EXERCISE OBJECTIVE => Write each entry out again exactly as it was given.

(Element data from apps and pages)
=-=-=

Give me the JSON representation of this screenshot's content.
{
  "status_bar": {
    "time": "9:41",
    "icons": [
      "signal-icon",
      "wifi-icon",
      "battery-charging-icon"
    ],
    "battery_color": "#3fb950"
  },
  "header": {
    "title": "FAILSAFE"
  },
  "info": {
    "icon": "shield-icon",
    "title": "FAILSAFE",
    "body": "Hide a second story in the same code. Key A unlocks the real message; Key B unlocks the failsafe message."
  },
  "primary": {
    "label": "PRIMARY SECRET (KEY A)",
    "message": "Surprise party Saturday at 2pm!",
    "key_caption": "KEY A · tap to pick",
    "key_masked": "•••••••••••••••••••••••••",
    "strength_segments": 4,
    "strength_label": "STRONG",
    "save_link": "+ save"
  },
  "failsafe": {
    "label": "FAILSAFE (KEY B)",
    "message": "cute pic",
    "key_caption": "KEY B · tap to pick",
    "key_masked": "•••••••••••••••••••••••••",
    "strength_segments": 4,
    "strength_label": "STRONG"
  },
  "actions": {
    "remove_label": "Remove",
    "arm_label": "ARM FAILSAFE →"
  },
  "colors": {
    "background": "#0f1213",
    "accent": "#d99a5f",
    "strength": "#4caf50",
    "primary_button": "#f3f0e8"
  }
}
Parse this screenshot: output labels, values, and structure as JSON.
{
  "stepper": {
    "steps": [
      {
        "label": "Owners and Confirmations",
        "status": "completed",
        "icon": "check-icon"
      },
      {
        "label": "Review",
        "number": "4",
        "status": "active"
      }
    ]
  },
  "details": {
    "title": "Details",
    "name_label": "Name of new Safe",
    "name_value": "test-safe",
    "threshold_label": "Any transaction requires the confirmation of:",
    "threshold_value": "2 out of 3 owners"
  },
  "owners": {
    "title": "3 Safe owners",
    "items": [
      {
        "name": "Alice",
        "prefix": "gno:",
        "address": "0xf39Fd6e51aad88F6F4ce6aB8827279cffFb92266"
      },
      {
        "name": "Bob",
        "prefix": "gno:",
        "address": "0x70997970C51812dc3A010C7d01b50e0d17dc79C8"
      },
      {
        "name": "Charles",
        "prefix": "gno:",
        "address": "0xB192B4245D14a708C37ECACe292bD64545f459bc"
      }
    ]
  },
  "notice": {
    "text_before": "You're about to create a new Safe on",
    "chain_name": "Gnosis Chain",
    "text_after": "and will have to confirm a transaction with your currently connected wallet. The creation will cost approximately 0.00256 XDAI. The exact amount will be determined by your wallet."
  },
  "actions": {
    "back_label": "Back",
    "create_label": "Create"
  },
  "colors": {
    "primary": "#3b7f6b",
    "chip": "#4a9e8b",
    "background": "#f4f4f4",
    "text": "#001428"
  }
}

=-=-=

EXPECTED ANSWER =>
Give me the JSON representation of this screenshot's content.
{
  "status_bar": {
    "time": "9:41",
    "icons": [
      "signal-icon",
      "wifi-icon",
      "battery-charging-icon"
    ],
    "battery_color": "#3fb950"
  },
  "header": {
    "title": "FAILSAFE"
  },
  "info": {
    "icon": "shield-icon",
    "title": "FAILSAFE",
    "body": "Hide a second story in the same code. Key A unlocks the real message; Key B unlocks the failsafe message."
  },
  "primary": {
    "label": "PRIMARY SECRET (KEY A)",
    "message": "Surprise party Saturday at 2pm!",
    "key_caption": "KEY A · tap to pick",
    "key_masked": "•••••••••••••••••••••••••",
    "strength_segments": 4,
    "strength_label": "STRONG",
    "save_link": "+ save"
  },
  "failsafe": {
    "label": "FAILSAFE (KEY B)",
    "message": "cute pic",
    "key_caption": "KEY B · tap to pick",
    "key_masked": "•••••••••••••••••••••••••",
    "strength_segments": 4,
    "strength_label": "STRONG"
  },
  "actions": {
    "remove_label": "Remove",
    "arm_label": "ARM FAILSAFE →"
  },
  "colors": {
    "background": "#0f1213",
    "accent": "#d99a5f",
    "strength": "#4caf50",
    "primary_button": "#f3f0e8"
  }
}
Parse this screenshot: output labels, values, and structure as JSON.
{
  "stepper": {
    "steps": [
      {
        "label": "Owners and Confirmations",
        "status": "completed",
        "icon": "check-icon"
      },
      {
        "label": "Review",
        "number": "4",
        "status": "active"
      }
    ]
  },
  "details": {
    "title": "Details",
    "name_label": "Name of new Safe",
    "name_value": "test-safe",
    "threshold_label": "Any transaction requires the confirmation of:",
    "threshold_value": "2 out of 3 owners"
  },
  "owners": {
    "title": "3 Safe owners",
    "items": [
      {
        "name": "Alice",
        "prefix": "gno:",
        "address": "0xf39Fd6e51aad88F6F4ce6aB8827279cffFb92266"
      },
      {
        "name": "Bob",
        "prefix": "gno:",
        "address": "0x70997970C51812dc3A010C7d01b50e0d17dc79C8"
      },
      {
        "name": "Charles",
        "prefix": "gno:",
        "address": "0xB192B4245D14a708C37ECACe292bD64545f459bc"
      }
    ]
  },
  "notice": {
    "text_before": "You're about to create a new Safe on",
    "chain_name": "Gnosis Chain",
    "text_after": "and will have to confirm a transaction with your currently connected wallet. The creation will cost approximately 0.00256 XDAI. The exact amount will be determined by your wallet."
  },
  "actions": {
    "back_label": "Back",
    "create_label": "Create"
  },
  "colors": {
    "primary": "#3b7f6b",
    "chip": "#4a9e8b",
    "background": "#f4f4f4",
    "text": "#001428"
  }
}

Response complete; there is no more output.